The term ‘superfood’ not often used by dietitians and nutrition scientists, as many dispute the argument that particular foods have the health benefits often claimed by advocates. So is it all just a fad? The Jon McComb Show investigates…
“The world’s never been more unhealthy. It’s so frightening. This generation is expected to live a shorter life than their parents. It’s really uncomfortable stuff. I Don’t like it. Everyday Superfood is a place where every choice is a good choice.”
That’s celebrity chef Jamie Oliver praising superfoods – and his cookbook – as a way to combat an unhealthy lifestyle.
But what is a superfood?
Nancy Guest is a registered dietitcian, strength and conditioning coach, and explains what a superfood is.
“Well we’re basically talking about any food that has been shown to give us a health benefit. And it is a little bit misleading because most foods do infact give a health benefit, and they’re not necessarily super. There’s a lot of debate and a lot of interest around nutrition, and I think we also get celebrities with shows and super celebrity doctors that put out a certain food or nutrient that becomes very popular and talked about.”
If being a superfood is all about how much a fruit or vegetable is discussed, and if everybody’s bodies digests foods differently – is there any science to back up the health claims of so-called superfoods?
“Scientifically, a lot of these so-called super foods really aren’t that much healtheir than some comparable foods. If we look at spinach vs. kale vs. collard greens for example. Things like blueberries and quinoa, and almonds and avocados and goji berries. These are all foods, some more common than others, and they just sort of get a bit more attention due to their nutrition profile and become classified as a superfood.”
If it comes down to superfoods being nothing more than popular fruits and veggies, is there any reason to consume superfoods over your everyday apples and carrots?
“I like to tell my clients that given any fruit or vegetable or nut or seed or grain, you can always be assured that it’s a nine out of 10 or a 10 out of 10 in nutritional value. So you can’t go wrong, especially with fruits and vegetables – they’re all healthy.”
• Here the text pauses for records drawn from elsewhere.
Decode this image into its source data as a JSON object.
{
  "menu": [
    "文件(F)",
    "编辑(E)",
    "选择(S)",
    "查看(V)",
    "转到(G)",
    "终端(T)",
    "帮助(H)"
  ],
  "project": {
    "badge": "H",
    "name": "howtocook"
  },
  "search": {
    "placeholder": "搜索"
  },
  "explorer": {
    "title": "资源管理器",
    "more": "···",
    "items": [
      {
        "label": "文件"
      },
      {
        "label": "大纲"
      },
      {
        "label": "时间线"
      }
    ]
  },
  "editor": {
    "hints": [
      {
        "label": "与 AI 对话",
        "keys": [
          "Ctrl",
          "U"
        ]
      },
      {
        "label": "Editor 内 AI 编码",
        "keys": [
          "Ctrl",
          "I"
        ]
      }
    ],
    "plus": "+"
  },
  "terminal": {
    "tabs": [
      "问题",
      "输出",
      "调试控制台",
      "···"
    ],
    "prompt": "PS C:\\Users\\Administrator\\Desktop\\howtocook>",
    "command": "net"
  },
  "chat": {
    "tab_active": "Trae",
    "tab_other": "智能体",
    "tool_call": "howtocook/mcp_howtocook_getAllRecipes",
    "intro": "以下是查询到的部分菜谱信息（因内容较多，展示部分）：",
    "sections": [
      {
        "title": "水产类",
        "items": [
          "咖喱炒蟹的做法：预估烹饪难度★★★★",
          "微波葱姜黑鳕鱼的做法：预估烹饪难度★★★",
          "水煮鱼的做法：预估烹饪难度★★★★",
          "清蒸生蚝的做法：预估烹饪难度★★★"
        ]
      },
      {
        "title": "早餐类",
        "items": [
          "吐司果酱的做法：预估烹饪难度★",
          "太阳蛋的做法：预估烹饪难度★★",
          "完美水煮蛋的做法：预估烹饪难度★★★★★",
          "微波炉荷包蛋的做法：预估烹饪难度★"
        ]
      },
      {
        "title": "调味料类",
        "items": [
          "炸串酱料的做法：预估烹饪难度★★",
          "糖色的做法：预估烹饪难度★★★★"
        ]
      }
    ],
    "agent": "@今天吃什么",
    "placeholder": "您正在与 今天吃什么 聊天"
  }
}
Nancy says it’s not about the one healthy food in your life, but about a balanced diet day to day.
“And I like to sort of promote a super diet, as opposed to a super food. So have lots of variety, eat a rainbow – even your white food such as pears and radishes and bananas and garlic. Those are packed with nutrients, even though they don’t have those deeper colours that we often find in those foods that are apparently superfoods, such as red peppers or kale.”
So don’t worry if your grocery list doesn’t include goji berries, Thai coconut water, or kelp.
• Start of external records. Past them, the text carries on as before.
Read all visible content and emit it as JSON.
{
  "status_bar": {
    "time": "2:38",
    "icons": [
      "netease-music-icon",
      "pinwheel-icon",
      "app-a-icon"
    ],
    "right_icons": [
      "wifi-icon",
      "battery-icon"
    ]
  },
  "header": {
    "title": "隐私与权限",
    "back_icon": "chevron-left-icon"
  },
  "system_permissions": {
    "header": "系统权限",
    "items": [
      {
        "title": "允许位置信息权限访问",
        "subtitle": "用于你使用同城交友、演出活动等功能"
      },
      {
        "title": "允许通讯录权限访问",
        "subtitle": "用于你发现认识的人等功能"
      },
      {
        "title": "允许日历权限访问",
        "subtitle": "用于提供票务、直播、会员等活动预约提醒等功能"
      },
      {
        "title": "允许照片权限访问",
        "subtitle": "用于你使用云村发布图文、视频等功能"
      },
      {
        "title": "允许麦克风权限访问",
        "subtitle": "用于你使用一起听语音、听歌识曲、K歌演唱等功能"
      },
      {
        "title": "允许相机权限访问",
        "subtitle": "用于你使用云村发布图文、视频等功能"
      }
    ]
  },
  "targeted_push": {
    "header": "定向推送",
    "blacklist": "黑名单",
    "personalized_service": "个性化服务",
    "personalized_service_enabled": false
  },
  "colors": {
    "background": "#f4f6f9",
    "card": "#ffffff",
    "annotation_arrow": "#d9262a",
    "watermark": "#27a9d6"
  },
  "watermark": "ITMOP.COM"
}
Pick up some oranges, peaches, maybe a cucumber or two – they may not be as sexy and popular, but they’re still healthy. And most likely cheaper.